When you’re advertising a bar of soap or a chocolate cake mix, neither you nor your agency has a difficult time grasping the features and advantages of your product. But when the product is a semiconductor or a spectrophotometer, marketing that product involves achieving a degree of understanding that is not always easy to attain.
One shortcut I’ve discovered to understanding technology: Buy and read a children’s book on the subject. If an explanation is intended for a child, a lay adult can certainly understand it. If there is no children’s book available, buy a nontechnical book on the subject intended for a lay audience.
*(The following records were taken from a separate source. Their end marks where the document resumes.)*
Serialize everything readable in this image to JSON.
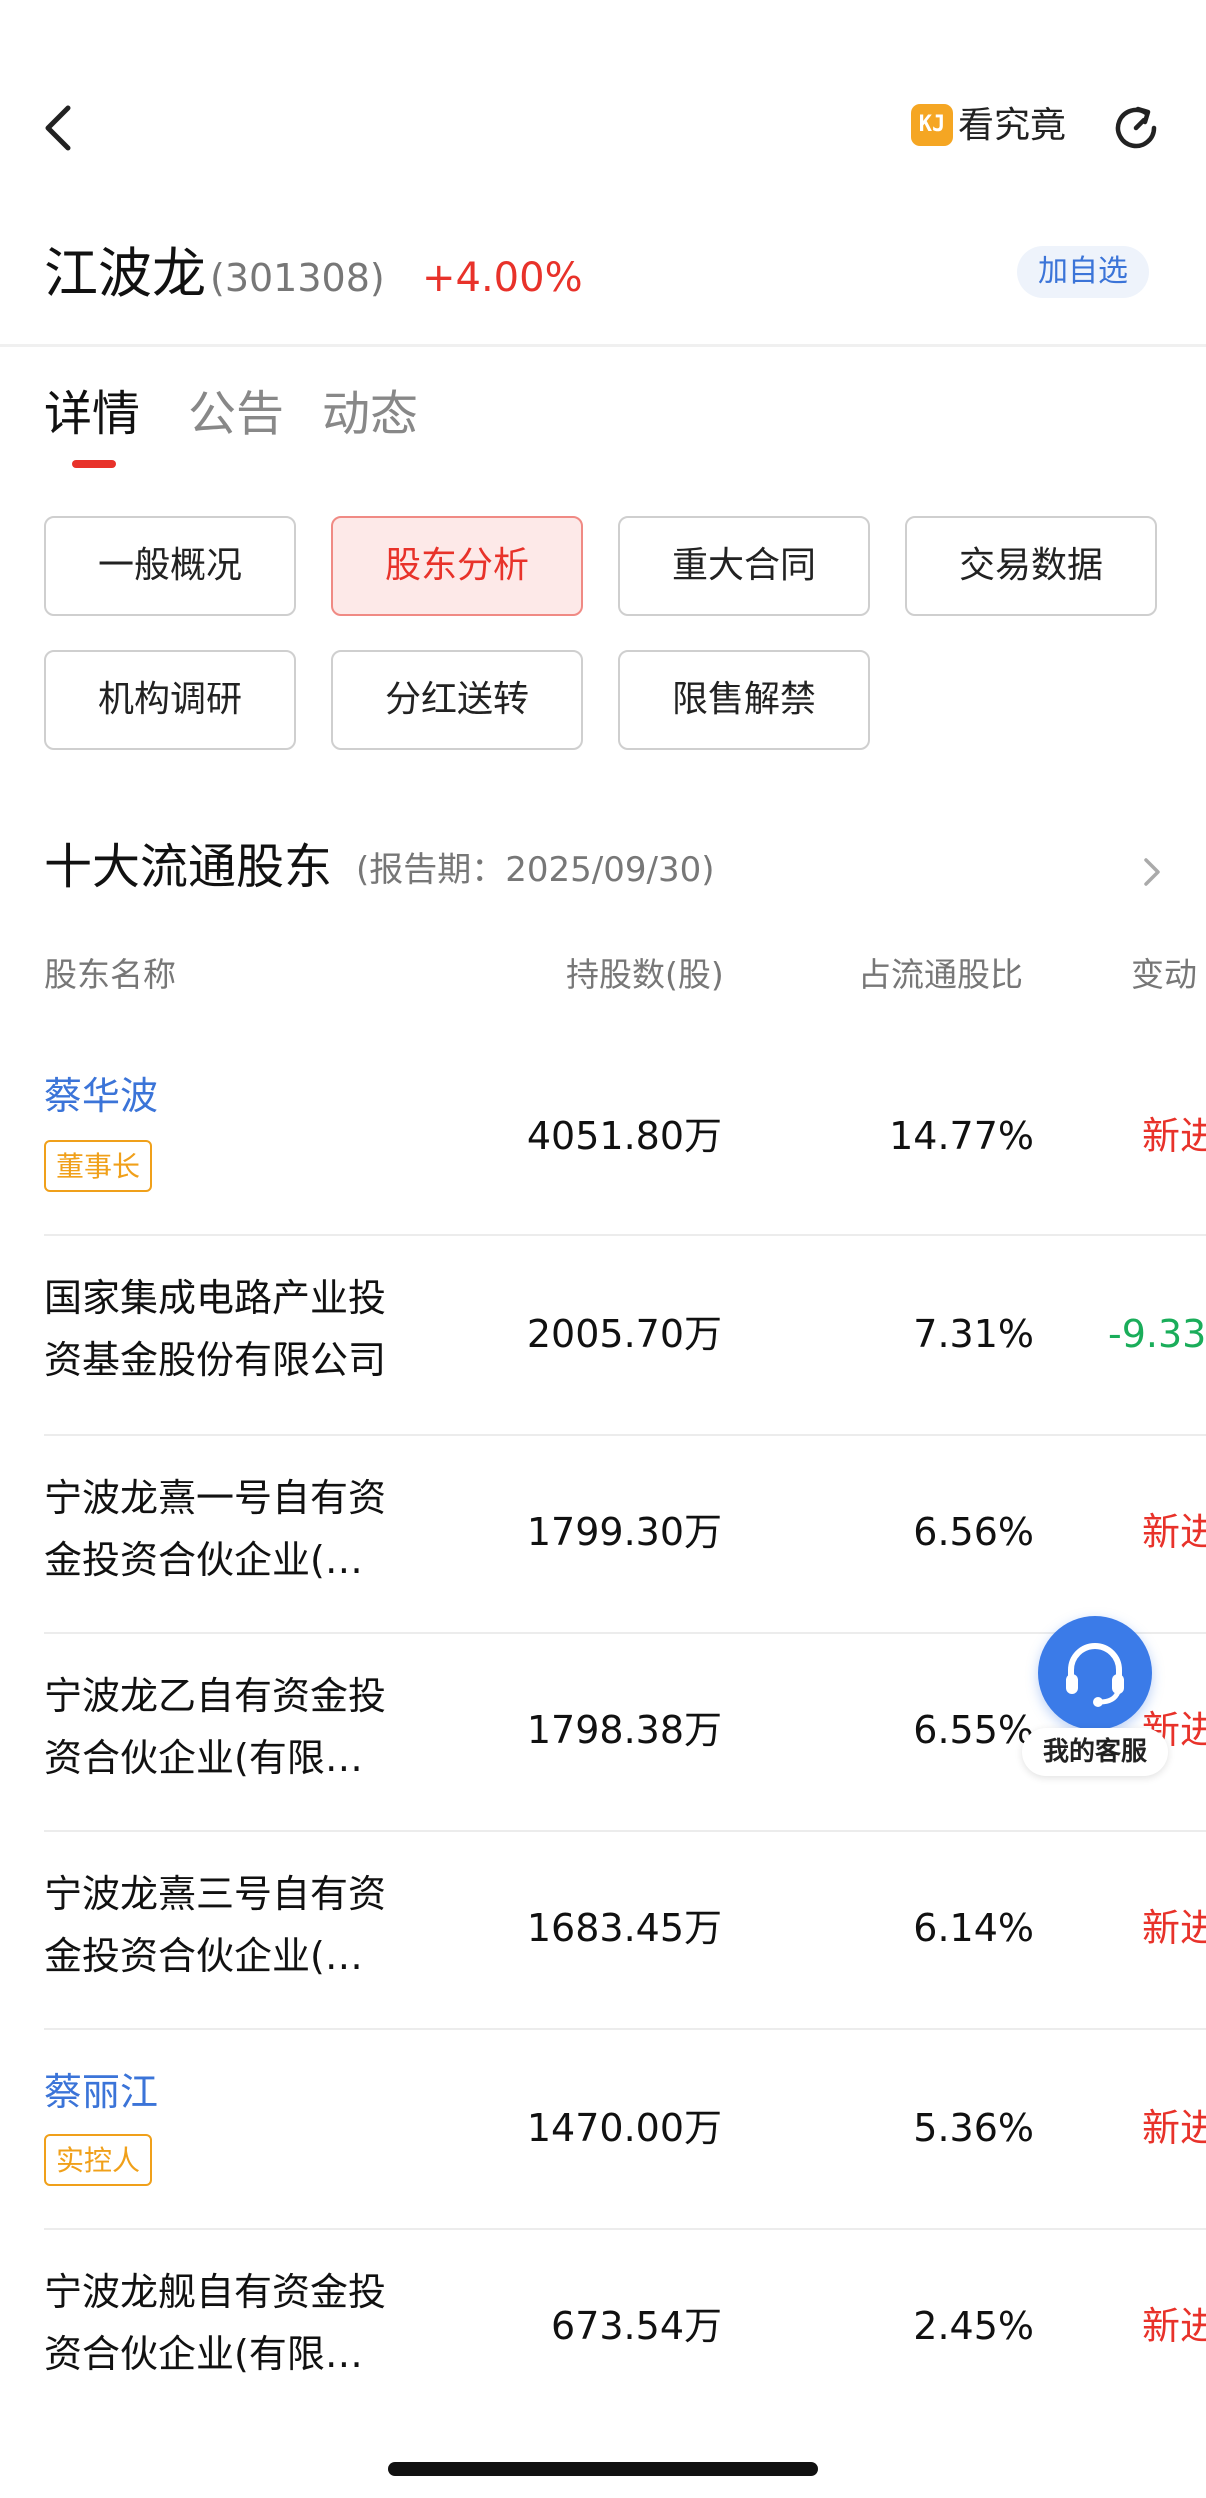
{
  "topbar": {
    "kanjiujing_badge": "KJ",
    "kanjiujing_label": "看究竟"
  },
  "stock": {
    "name": "江波龙",
    "code": "(301308)",
    "change": "+4.00%",
    "watch_label": "加自选"
  },
  "main_tabs": [
    "详情",
    "公告",
    "动态"
  ],
  "sub_tabs": [
    "一般概况",
    "股东分析",
    "重大合同",
    "交易数据",
    "机构调研",
    "分红送转",
    "限售解禁"
  ],
  "section": {
    "title": "十大流通股东",
    "report_period": "(报告期：2025/09/30)"
  },
  "table": {
    "headers": [
      "股东名称",
      "持股数(股)",
      "占流通股比",
      "变动"
    ],
    "rows": [
      {
        "name_l1": "蔡华波",
        "name_l2": "",
        "tag": "董事长",
        "shares": "4051.80万",
        "ratio": "14.77%",
        "change": "新进"
      },
      {
        "name_l1": "国家集成电路产业投",
        "name_l2": "资基金股份有限公司",
        "tag": "",
        "shares": "2005.70万",
        "ratio": "7.31%",
        "change": "-9.33"
      },
      {
        "name_l1": "宁波龙熹一号自有资",
        "name_l2": "金投资合伙企业(…",
        "tag": "",
        "shares": "1799.30万",
        "ratio": "6.56%",
        "change": "新进"
      },
      {
        "name_l1": "宁波龙乙自有资金投",
        "name_l2": "资合伙企业(有限…",
        "tag": "",
        "shares": "1798.38万",
        "ratio": "6.55%",
        "change": "新进"
      },
      {
        "name_l1": "宁波龙熹三号自有资",
        "name_l2": "金投资合伙企业(…",
        "tag": "",
        "shares": "1683.45万",
        "ratio": "6.14%",
        "change": "新进"
      },
      {
        "name_l1": "蔡丽江",
        "name_l2": "",
        "tag": "实控人",
        "shares": "1470.00万",
        "ratio": "5.36%",
        "change": "新进"
      },
      {
        "name_l1": "宁波龙舰自有资金投",
        "name_l2": "资合伙企业(有限…",
        "tag": "",
        "shares": "673.54万",
        "ratio": "2.45%",
        "change": "新进"
      }
    ]
  },
  "customer_service": {
    "label": "我的客服"
  },
  "colors": {
    "up_red": "#e8322a",
    "down_green": "#1aad5a",
    "link_blue": "#3b74d8",
    "tag_orange": "#f0a01a"
  }
}
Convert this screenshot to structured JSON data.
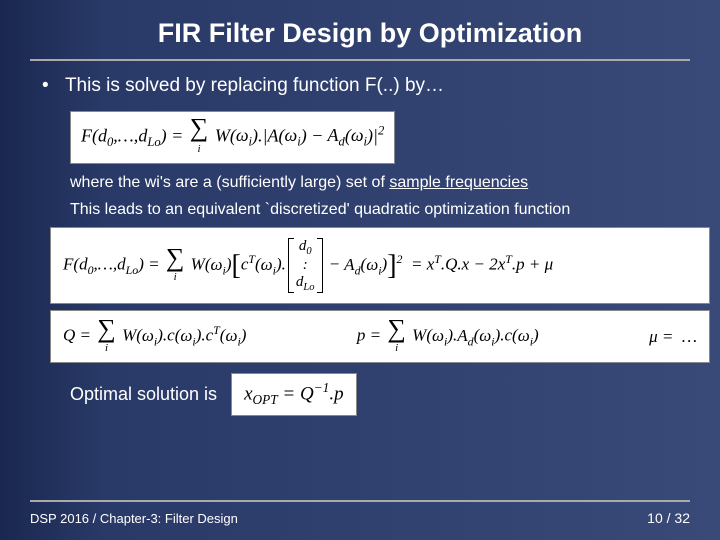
{
  "title": "FIR Filter Design by Optimization",
  "bullet_text": "This is solved by replacing function F(..) by…",
  "formula1": "F(d₀,…,d_Lo) = Σᵢ W(ωᵢ).|A(ωᵢ) − A_d(ωᵢ)|²",
  "note1_a": "where the wi's are a (sufficiently large) set of ",
  "note1_b": "sample frequencies",
  "note2": "This leads to an equivalent `discretized' quadratic optimization function",
  "formula2_lhs": "F(d₀,…,d_Lo) = ",
  "formula2_sum": "Σ",
  "formula2_sumsub": "i",
  "formula2_mid_a": "W(ωᵢ)",
  "formula2_mid_b": "cᵀ(ωᵢ).",
  "formula2_vec_top": "d₀",
  "formula2_vec_mid": ":",
  "formula2_vec_bot": "d_Lo",
  "formula2_mid_c": " − A_d(ωᵢ)",
  "formula2_rhs": " = xᵀ.Q.x − 2xᵀ.p + μ",
  "formula3_q": "Q = Σᵢ W(ωᵢ).c(ωᵢ).cᵀ(ωᵢ)",
  "formula3_p": "p = Σᵢ W(ωᵢ).A_d(ωᵢ).c(ωᵢ)",
  "formula3_mu": "μ =  …",
  "opt_label": "Optimal solution is",
  "formula4": "x_OPT = Q⁻¹.p",
  "footer_left": "DSP 2016 /  Chapter-3: Filter Design",
  "page_current": "10",
  "page_sep": " / ",
  "page_total": "32"
}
For example, I once had the assignment to write a brochure for a company that bought and sold gold and silver bullion, a topic which, at the time, I knew nothing about. I bought a popular book about gold written for teenagers and quickly got up to speed with a basic education on the subject.
You might also take a course to get up to speed. One ad agency account executive was assigned a welding account, and found that he could not understand the terminology the client used. Nor could he empathize with the needs and concerns of their target market, professional welders. His solution was to take a course in welding 101, which eventually turned into a series of classes that led to his becoming a certified welder.
Bob Bly is a freelance copywriter who has written copy for more than 100 clients including IBM, AT&T, Praxair, Intuit, Forbes, and Ingersoll-Rand. McGraw-Hill calls Bob “America’s top copywriter” and he is the author of 90 books, including “The Copywriter's Handbook.” Find him online at www.bly.com or call (973) 263-0562.